## Exercise objective
Your answer is one number, how many lines in the entries include "JSON".

- - -

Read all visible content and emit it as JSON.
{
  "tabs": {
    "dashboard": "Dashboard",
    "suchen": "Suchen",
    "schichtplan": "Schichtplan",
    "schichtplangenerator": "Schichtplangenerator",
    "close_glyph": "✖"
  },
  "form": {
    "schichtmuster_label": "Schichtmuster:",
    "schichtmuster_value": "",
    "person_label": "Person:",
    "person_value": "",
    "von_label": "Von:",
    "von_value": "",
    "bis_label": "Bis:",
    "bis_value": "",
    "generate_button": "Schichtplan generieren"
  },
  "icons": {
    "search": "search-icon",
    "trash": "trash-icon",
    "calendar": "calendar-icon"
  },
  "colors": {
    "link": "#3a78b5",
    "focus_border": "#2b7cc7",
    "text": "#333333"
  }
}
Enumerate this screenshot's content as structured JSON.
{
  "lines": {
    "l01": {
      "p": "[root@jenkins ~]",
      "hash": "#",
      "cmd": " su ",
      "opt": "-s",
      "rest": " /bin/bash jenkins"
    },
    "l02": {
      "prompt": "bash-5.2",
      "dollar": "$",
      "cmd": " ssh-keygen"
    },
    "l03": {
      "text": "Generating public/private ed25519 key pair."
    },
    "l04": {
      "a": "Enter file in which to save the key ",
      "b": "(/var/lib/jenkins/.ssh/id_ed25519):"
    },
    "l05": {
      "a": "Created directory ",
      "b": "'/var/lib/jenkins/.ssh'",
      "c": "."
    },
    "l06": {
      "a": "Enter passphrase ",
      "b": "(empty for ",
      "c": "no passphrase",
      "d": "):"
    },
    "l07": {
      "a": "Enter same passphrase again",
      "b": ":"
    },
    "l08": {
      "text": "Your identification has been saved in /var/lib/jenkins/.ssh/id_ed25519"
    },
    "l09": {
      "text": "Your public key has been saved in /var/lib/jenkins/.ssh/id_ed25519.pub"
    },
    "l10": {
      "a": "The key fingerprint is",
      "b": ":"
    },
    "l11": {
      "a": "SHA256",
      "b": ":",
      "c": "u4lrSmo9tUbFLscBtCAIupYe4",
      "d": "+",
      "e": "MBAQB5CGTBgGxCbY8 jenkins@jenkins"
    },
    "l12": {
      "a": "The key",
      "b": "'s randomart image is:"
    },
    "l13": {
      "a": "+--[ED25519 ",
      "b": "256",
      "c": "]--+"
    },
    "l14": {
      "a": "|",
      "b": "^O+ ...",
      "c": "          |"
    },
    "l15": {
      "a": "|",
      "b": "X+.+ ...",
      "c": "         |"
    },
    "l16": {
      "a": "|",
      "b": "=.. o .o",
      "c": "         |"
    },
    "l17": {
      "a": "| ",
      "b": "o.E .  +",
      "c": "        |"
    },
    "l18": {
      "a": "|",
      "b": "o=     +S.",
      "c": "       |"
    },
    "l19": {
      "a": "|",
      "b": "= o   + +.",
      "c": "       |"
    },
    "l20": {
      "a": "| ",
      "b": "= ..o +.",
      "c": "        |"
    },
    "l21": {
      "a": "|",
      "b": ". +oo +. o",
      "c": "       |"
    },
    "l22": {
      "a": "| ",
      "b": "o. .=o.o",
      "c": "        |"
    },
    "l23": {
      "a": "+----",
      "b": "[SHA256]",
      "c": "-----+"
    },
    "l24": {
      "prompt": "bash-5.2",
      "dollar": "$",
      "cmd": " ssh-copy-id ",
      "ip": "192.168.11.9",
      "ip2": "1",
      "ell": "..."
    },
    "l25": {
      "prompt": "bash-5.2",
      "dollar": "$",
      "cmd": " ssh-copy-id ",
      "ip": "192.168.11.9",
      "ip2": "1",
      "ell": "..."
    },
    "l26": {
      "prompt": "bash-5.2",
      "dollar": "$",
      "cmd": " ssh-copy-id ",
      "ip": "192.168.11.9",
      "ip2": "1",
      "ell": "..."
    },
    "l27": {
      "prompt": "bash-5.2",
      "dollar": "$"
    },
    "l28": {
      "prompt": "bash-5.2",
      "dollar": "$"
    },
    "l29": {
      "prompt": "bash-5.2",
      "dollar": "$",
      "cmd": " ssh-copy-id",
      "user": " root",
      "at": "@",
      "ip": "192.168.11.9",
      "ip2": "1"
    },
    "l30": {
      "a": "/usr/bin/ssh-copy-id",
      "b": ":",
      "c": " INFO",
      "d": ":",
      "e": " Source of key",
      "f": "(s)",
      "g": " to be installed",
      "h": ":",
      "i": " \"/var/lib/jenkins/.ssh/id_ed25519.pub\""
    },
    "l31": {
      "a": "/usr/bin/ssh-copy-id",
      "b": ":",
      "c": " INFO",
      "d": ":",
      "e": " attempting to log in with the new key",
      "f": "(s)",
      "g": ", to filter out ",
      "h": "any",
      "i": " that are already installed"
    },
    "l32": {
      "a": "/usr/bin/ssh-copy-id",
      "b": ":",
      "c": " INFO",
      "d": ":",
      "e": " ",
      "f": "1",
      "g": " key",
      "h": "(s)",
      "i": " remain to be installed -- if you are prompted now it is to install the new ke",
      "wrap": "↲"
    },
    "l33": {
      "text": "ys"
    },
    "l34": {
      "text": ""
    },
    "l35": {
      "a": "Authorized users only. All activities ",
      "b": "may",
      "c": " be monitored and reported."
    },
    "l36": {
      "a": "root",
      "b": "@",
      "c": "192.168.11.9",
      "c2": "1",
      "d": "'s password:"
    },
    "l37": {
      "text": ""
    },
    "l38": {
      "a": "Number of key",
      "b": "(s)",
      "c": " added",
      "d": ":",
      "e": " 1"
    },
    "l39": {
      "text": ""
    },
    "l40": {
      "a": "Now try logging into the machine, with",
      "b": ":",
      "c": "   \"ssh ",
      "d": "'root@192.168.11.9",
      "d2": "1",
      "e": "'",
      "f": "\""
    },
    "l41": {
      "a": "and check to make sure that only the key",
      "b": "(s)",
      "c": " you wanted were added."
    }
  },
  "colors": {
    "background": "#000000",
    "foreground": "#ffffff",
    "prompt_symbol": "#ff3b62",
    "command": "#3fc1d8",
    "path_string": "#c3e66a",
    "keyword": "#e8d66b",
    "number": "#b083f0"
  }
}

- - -

## Solved problem
2